A listener unfamiliar with Maine’s rich discography would be forgiven for taking “Pool,” with its self-consciously slick arrangements and occasionally flat lyrics, as so much style over substance. But Porches’ music situates itself within a broad aesthetic and lyrical mythology, and it’s only in this context that “Pool” can be fully appreciated. Sure, these songs could have turned out like those on “Slow Dance,” all howling vocals and blaring guitars, but that would belie their contextual heritage. Indeed, attendees of 2013’s “Ante-Fling” concert will remember hearing some of these tracks in their full-band format, and although Porches was easily the best band on stage that night, the aesthetic of “Pool” feels better suited to an empty studio apartment than a sweaty rock club. If “Slow Dance” were the sound of an aspiring group vaulting for the stratosphere, Pool is a delicate sound wave bleeped earthward from the fringe of space. There’s a sense of sadness, fragility and, ultimately, humility here that “Slow Dance” couldn’t have afforded to risk.
And yet, each album ends with a variation on the same sentiment: the fundamental necessity of love. In “The Cosmos,” a song from “Slow Dance,” the figure of Maine’s girlfriend and sometime-bandmate Greta Kline (a.k.a. Frankie Cosmos) served as a kind of indie-rock Beatrice, a woman who, through her love, would guide Maine’s speaker toward transcendence. On “Pool”’s closing track, “Security,” the terms are more mundane, but the stakes are higher than ever: “All I want / and all I need,” Maine sings, finally unmasked, “is some security.”
Given the album’s emotional flux, its careening between poles of irony and sincerity and its generally antiseptic vibe, it’s refreshing that “Pool” ends on such an open-hearted note.

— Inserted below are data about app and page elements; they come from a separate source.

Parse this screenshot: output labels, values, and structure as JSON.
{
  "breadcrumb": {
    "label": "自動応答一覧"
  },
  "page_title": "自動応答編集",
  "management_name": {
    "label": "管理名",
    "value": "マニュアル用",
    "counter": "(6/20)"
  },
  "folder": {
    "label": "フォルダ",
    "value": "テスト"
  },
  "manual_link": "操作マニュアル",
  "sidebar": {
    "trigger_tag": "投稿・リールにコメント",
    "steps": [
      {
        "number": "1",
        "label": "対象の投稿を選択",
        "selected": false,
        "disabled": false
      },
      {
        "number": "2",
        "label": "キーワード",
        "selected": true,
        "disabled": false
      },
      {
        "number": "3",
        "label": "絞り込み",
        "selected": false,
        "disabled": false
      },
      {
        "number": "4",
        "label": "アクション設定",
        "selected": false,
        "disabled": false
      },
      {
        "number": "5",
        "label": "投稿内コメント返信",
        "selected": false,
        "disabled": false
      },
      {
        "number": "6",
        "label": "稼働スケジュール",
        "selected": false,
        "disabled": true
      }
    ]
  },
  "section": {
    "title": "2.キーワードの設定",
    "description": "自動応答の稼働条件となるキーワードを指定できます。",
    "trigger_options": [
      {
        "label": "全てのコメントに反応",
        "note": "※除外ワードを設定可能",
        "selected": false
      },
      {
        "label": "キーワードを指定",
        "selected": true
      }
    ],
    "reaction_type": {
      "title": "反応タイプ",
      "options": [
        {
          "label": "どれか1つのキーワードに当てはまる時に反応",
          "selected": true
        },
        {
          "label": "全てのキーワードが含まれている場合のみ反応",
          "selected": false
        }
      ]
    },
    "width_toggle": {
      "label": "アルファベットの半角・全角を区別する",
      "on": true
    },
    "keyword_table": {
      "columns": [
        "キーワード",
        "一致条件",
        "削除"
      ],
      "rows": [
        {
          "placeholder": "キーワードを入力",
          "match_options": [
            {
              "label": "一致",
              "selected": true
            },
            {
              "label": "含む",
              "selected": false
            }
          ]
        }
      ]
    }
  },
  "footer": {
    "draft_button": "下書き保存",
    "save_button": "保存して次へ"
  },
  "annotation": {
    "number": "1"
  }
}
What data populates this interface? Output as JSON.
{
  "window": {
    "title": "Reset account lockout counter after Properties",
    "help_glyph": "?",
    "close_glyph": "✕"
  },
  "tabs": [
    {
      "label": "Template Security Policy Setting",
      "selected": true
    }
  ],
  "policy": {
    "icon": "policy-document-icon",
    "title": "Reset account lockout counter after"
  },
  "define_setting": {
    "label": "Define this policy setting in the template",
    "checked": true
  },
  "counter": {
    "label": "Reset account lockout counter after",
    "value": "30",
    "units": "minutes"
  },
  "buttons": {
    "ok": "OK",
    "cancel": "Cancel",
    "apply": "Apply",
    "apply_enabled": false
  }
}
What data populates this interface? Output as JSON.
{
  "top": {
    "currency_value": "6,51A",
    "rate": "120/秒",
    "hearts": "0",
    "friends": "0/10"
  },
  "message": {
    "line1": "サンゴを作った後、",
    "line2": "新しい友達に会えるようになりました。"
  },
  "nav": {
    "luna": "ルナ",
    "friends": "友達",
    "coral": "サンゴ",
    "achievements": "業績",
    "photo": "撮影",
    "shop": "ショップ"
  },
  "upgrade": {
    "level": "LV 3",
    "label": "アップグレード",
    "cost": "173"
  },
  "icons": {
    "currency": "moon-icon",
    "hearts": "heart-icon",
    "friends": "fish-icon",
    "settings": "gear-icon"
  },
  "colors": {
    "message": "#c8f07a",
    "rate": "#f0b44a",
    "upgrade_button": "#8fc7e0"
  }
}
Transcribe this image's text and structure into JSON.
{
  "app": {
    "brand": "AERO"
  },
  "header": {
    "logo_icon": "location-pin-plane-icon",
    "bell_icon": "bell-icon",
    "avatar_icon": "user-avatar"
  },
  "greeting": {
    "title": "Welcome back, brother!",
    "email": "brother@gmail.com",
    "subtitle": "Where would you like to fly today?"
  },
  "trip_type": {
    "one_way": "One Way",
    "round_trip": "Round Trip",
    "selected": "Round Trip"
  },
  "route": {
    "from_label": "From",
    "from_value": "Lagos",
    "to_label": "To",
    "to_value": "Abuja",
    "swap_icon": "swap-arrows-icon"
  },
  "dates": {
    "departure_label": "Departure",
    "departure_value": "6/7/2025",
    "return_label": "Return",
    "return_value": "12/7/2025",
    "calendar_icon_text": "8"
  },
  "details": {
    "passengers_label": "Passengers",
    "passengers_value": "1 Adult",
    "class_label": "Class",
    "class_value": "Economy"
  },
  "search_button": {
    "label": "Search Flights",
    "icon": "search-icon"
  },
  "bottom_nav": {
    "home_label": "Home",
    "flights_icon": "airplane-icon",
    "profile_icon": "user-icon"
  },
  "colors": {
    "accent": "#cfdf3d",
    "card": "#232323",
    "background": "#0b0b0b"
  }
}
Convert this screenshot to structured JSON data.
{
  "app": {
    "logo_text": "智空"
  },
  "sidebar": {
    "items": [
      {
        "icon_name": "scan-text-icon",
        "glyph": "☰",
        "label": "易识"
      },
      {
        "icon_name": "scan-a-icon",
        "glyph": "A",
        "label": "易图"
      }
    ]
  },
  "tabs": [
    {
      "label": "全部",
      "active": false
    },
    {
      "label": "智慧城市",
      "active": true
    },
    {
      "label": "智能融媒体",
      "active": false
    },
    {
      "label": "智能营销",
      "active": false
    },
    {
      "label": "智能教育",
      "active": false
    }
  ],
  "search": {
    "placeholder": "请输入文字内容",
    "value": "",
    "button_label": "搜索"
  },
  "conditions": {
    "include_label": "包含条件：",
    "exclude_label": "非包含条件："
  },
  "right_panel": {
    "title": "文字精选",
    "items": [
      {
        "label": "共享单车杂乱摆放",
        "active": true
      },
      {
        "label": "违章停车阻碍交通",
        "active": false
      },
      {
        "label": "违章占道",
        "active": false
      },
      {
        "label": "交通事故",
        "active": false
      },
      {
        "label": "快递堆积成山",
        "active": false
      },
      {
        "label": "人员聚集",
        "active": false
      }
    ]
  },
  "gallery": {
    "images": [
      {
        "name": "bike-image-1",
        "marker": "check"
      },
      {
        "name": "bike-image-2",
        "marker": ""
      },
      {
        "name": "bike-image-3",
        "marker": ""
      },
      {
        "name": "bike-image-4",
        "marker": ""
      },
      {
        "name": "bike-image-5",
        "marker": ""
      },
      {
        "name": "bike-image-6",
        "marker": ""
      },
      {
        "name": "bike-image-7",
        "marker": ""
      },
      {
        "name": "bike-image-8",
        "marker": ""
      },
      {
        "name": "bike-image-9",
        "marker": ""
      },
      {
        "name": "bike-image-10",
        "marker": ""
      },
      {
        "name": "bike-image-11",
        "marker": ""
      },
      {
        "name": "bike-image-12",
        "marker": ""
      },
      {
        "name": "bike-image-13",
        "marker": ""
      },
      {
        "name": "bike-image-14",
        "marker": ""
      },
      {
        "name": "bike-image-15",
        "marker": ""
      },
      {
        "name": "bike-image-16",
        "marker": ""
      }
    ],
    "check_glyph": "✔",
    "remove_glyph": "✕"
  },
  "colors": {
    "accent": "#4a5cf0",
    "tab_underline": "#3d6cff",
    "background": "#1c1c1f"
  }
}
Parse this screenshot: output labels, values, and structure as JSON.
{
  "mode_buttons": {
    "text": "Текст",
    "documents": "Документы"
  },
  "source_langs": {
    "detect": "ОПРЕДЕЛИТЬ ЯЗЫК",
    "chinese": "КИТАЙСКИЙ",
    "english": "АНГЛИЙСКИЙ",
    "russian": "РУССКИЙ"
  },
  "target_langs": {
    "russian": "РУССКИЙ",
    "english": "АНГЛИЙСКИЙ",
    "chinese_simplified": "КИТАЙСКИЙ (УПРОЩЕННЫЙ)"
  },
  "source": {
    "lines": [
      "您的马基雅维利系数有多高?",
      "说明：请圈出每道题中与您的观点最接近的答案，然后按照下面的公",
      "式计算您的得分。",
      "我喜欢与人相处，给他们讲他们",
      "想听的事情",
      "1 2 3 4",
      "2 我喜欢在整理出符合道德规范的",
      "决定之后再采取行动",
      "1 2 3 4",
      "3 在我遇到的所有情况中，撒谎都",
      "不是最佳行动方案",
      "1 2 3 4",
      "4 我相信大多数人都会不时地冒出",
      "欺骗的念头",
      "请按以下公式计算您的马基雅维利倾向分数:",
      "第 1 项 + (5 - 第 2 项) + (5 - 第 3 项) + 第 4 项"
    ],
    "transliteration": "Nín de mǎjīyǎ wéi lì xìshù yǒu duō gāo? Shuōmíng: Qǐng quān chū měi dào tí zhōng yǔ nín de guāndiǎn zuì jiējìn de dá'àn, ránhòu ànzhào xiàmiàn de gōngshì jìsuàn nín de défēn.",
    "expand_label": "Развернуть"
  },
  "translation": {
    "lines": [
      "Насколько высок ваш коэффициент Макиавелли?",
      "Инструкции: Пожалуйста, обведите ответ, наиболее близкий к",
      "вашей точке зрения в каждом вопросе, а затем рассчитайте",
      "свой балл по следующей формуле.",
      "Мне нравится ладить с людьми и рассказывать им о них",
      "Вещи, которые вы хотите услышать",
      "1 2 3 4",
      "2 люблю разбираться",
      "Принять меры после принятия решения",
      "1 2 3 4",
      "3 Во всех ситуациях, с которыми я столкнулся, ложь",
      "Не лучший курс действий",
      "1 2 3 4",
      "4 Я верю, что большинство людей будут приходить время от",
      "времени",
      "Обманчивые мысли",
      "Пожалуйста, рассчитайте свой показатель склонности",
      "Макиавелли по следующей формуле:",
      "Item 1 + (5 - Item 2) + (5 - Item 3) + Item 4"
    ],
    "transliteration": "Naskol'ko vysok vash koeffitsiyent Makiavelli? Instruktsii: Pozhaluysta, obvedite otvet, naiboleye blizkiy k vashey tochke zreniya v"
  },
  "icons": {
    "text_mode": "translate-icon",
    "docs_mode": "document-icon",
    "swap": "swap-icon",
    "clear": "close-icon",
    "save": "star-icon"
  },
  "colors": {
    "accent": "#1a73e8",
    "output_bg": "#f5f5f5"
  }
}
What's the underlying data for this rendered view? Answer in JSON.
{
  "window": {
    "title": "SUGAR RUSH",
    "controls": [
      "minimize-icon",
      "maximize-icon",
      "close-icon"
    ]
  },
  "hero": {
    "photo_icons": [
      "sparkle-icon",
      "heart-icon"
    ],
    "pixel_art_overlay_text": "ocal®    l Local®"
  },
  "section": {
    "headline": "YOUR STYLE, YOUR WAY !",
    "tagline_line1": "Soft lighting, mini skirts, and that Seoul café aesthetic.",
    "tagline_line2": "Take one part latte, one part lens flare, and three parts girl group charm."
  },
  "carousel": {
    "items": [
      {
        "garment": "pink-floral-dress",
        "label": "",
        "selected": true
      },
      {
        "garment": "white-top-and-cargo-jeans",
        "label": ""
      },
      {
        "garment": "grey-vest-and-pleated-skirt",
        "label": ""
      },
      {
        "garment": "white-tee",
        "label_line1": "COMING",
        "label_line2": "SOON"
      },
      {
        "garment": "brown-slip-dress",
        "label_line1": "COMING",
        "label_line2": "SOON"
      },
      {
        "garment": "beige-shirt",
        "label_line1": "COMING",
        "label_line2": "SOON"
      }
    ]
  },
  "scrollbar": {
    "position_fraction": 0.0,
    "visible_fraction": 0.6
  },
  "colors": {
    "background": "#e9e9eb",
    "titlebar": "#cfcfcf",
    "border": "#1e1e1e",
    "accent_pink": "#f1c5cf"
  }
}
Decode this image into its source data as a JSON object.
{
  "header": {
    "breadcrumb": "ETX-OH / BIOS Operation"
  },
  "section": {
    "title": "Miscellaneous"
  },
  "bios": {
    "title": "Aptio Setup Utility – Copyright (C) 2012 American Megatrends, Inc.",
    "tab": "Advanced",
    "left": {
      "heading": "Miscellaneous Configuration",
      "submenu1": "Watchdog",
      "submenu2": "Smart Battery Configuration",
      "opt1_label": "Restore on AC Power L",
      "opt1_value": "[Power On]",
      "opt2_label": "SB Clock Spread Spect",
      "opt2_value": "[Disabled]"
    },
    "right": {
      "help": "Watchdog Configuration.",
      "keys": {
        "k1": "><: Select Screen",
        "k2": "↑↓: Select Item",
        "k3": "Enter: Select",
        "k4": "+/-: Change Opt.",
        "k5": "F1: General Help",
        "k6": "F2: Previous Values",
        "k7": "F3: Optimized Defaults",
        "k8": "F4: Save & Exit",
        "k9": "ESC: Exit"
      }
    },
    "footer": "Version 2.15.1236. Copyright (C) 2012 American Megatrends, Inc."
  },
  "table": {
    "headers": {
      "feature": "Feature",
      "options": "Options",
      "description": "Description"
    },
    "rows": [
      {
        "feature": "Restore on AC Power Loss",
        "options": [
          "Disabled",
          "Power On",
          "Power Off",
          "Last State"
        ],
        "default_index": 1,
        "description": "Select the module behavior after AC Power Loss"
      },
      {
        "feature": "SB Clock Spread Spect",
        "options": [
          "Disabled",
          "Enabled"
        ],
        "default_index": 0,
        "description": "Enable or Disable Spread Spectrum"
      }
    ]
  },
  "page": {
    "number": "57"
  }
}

But even here, there’s a hint of ambiguity — as he pines for stasis, Maine’s voice trembles through its filter.